Work order - For each line below that holds the word "用户定义", make a copy.

(Component data from apps and pages)
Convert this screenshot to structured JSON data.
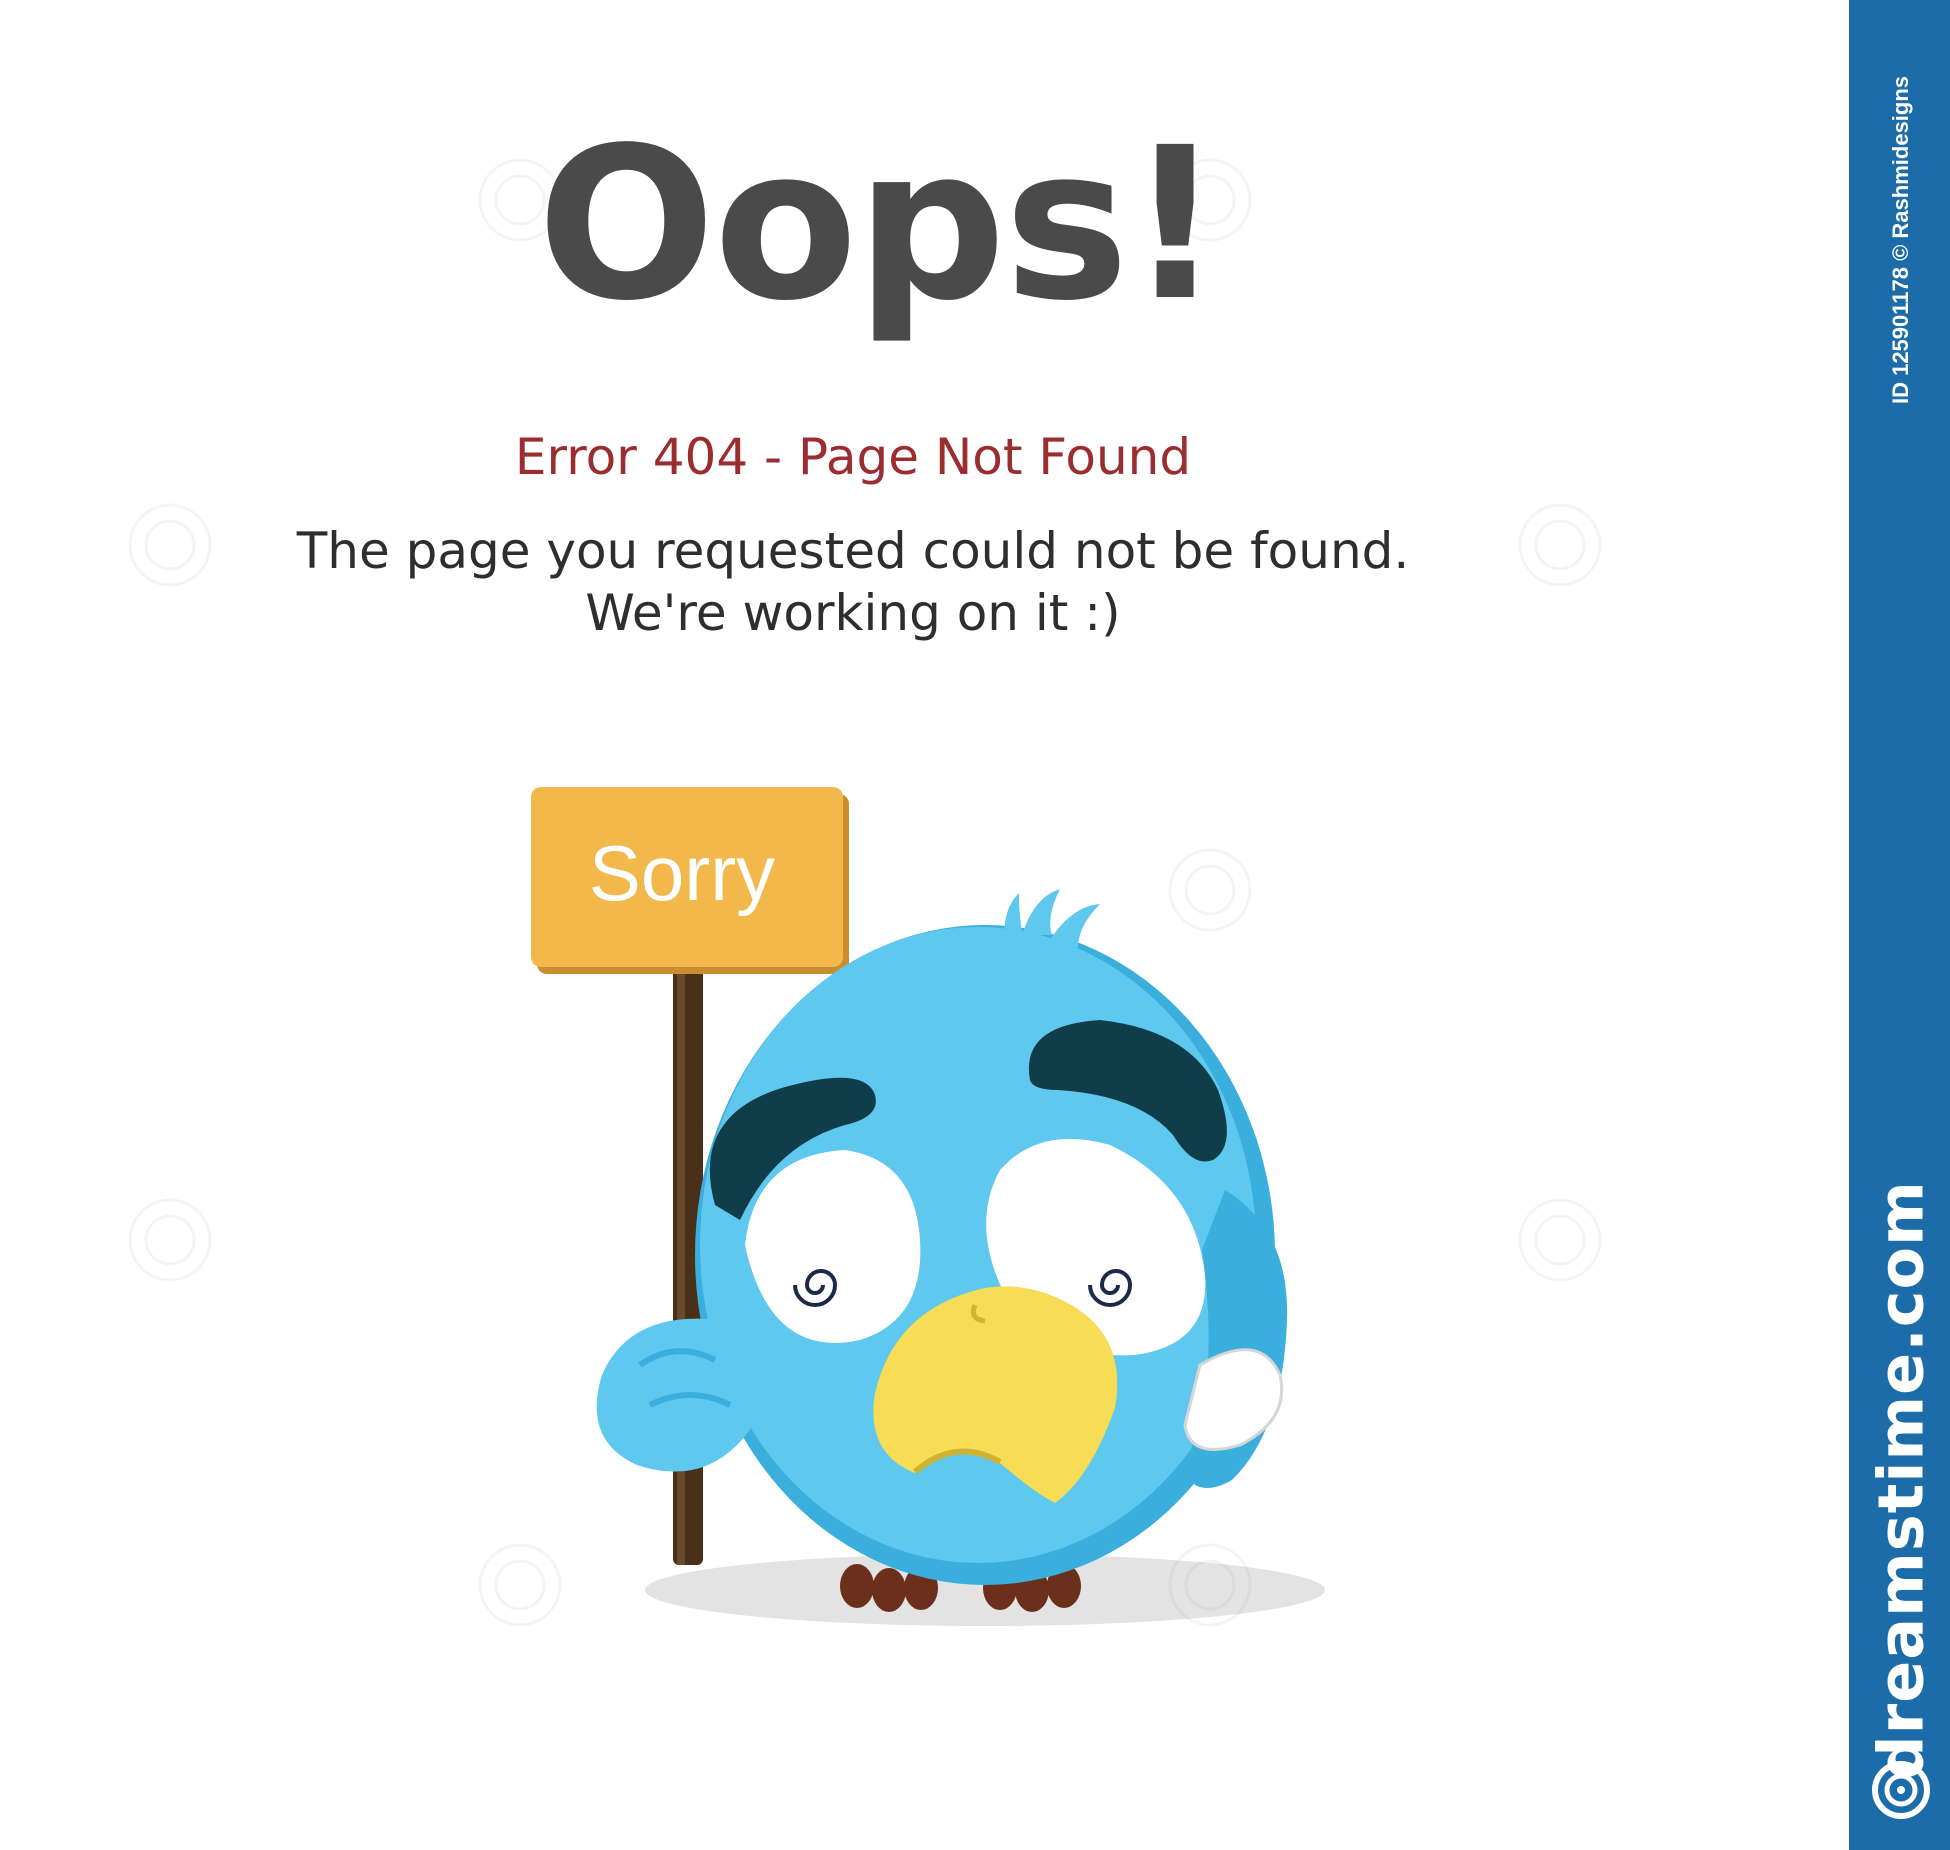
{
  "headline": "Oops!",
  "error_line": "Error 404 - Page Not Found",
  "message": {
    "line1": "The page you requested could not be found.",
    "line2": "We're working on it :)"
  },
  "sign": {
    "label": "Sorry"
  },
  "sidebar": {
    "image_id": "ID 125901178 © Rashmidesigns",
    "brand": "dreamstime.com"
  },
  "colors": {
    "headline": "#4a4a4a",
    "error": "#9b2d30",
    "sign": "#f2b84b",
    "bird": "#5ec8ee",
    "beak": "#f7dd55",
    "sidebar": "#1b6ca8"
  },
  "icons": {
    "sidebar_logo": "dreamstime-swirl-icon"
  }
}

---

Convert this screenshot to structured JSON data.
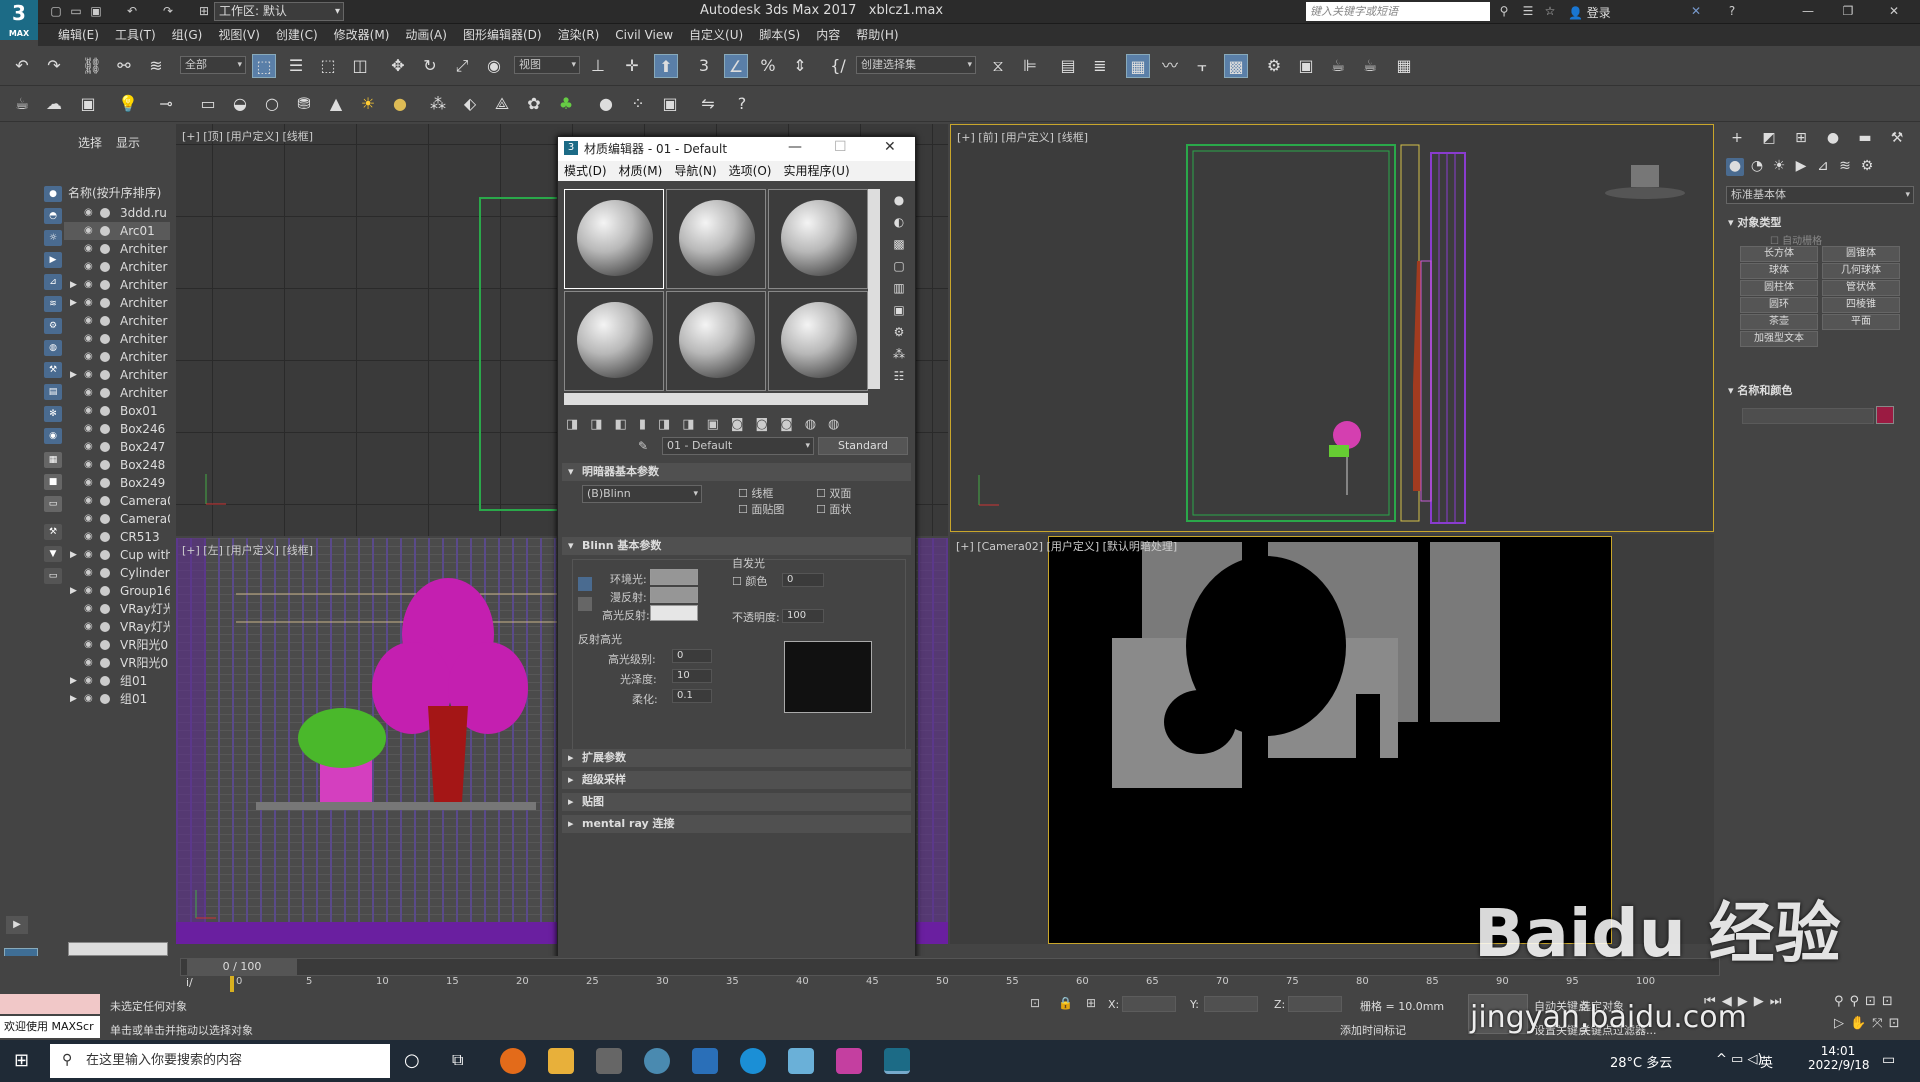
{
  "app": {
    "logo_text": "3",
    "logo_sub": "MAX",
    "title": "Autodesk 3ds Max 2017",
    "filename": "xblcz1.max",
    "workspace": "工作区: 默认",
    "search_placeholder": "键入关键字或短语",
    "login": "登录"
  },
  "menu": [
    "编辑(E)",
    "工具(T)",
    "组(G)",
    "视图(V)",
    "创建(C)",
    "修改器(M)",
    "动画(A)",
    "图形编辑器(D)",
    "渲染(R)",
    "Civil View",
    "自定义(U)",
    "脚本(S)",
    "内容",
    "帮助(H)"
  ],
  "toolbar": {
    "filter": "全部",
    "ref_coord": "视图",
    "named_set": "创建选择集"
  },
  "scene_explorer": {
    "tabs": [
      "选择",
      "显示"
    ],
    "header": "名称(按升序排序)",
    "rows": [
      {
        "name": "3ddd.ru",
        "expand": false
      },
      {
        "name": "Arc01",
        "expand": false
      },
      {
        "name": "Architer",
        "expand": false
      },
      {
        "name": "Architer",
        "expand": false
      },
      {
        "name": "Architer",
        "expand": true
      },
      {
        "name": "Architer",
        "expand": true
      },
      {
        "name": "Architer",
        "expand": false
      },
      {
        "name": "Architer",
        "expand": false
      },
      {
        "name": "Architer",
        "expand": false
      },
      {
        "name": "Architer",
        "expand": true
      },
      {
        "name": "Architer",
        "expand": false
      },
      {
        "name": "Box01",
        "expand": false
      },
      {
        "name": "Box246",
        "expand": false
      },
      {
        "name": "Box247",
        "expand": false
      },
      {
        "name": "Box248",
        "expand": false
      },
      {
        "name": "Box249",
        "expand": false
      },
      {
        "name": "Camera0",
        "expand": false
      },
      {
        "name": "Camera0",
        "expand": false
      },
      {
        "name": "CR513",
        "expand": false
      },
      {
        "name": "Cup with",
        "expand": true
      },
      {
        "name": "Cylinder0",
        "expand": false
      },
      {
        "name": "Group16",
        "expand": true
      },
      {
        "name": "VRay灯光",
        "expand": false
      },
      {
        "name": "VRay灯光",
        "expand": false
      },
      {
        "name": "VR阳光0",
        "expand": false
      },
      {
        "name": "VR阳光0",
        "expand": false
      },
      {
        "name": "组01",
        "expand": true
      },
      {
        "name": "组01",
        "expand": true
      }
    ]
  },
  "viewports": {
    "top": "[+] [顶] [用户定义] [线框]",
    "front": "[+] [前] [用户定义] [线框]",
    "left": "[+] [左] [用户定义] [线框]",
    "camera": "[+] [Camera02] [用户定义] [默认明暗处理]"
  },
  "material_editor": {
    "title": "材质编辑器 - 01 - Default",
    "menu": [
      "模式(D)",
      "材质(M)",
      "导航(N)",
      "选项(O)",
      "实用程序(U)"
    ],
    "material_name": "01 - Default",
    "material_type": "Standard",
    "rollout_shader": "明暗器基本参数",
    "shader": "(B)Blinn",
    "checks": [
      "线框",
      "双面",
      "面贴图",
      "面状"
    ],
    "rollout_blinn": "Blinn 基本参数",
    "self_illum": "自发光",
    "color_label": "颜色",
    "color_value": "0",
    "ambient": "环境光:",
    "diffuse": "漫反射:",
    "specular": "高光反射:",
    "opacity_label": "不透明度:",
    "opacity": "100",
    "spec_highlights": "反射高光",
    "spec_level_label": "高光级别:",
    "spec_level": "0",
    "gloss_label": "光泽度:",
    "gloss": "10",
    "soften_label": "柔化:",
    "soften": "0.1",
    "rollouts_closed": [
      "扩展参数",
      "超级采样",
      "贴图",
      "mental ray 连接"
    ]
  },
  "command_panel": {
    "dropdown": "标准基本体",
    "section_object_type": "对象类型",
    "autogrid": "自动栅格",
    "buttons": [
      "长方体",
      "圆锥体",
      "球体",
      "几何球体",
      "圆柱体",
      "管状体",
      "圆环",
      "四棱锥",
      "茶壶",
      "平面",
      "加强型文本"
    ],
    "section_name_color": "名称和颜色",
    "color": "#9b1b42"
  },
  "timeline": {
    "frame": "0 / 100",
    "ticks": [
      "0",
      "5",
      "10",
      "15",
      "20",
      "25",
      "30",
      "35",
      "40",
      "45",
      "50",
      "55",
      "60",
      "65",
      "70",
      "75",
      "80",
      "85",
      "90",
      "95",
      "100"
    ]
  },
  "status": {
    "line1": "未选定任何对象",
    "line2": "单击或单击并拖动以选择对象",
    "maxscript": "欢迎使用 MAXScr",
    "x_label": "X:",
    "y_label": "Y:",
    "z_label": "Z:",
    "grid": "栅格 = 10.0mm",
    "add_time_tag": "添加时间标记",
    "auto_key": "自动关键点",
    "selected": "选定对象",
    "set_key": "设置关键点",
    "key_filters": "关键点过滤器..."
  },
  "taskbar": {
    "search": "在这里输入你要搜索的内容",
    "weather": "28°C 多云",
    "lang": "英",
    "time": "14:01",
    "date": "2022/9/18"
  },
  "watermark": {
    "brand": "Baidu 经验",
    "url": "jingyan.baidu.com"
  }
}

Finished task -
    "top": "[+] [顶] [用户定义] [线框]",
    "front": "[+] [前] [用户定义] [线框]",
    "left": "[+] [左] [用户定义] [线框]",
    "camera": "[+] [Camera02] [用户定义] [默认明暗处理]"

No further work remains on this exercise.